When a computer can be accessed through a modem or a dial-up port, you can add an extra layer of security. You can require a dial-up password for users who access a system through a modem or dial-up port. The dial-up password is an additional password that a user must supply before being granted access to the system.
Only superuser or a role of equivalent capabilities can create or change a dial-up password. To ensure the integrity of the system, the password should be changed about once a month. The most effective use of this feature is to require a dial-up password to gain access to a gateway system. To set up dial-up passwords, see How to Create a Dial-Up Password.
Two files are involved in creating a dial-up password, /etc/dialups and /etc/d_passwd. The dialups file contains a list of ports that require a dial-up password. The d_passwd file contains a list of shell programs that require an encrypted password as the additional dial-up password. The information in these two files is processed as follows:
If the user's login shell in /etc/passwd is not found in /etc/d_passwd, the user must supply the default password. The default password is the entry for /usr/bin/sh.
If the login shell field in /etc/passwd is empty, the user must supply the default password. The default password is the entry for /usr/bin/sh.

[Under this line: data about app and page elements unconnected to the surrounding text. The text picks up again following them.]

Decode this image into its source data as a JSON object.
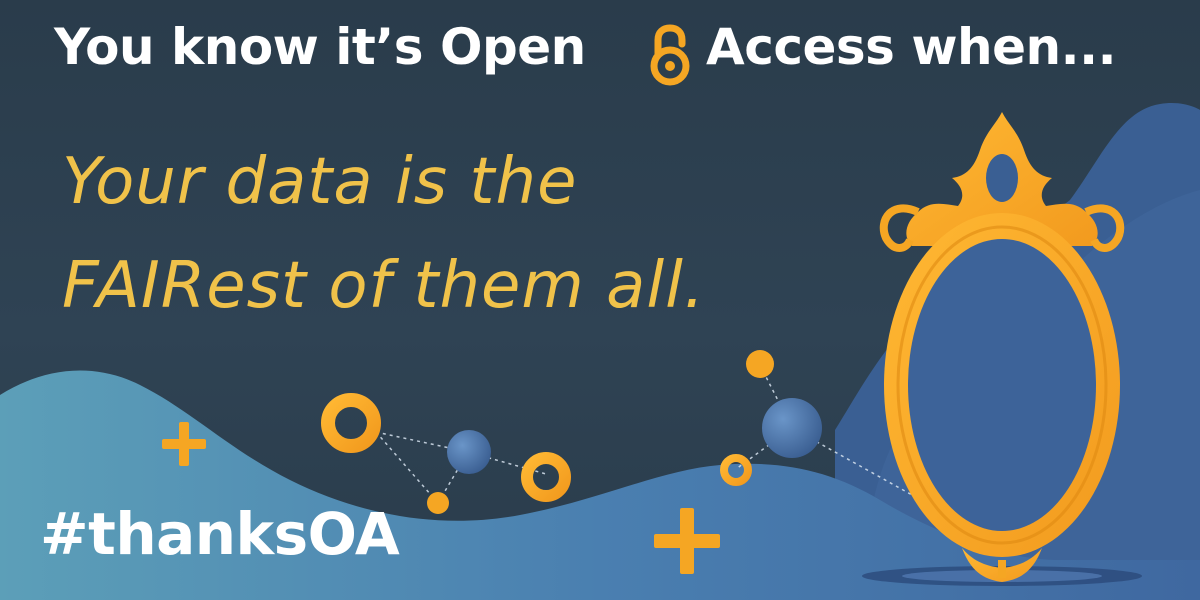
{
  "headline": {
    "before_icon": "You know it’s Open",
    "icon": "open-access-lock-icon",
    "after_icon": "Access when..."
  },
  "tagline": {
    "line1": "Your data is the",
    "line2": "FAIRest of them all."
  },
  "hashtag": "#thanksOA",
  "colors": {
    "background": "#2c3e4e",
    "accent_orange": "#f5a623",
    "wave_blue": "#3a5f93",
    "wave_teal": "#5a9bb5",
    "headline_text": "#ffffff",
    "tagline_text": "#f0c24a"
  },
  "illustration": {
    "mirror": "ornate-oval-mirror",
    "decorations": [
      "plus-icon",
      "ring",
      "node-sphere"
    ]
  }
}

If /etc/d_passwd has no entry for /usr/bin/sh, then those users whose login shell field in /etc/passwd is empty or does not match any entry in /etc/d_passwd are not prompted for a dial-up password.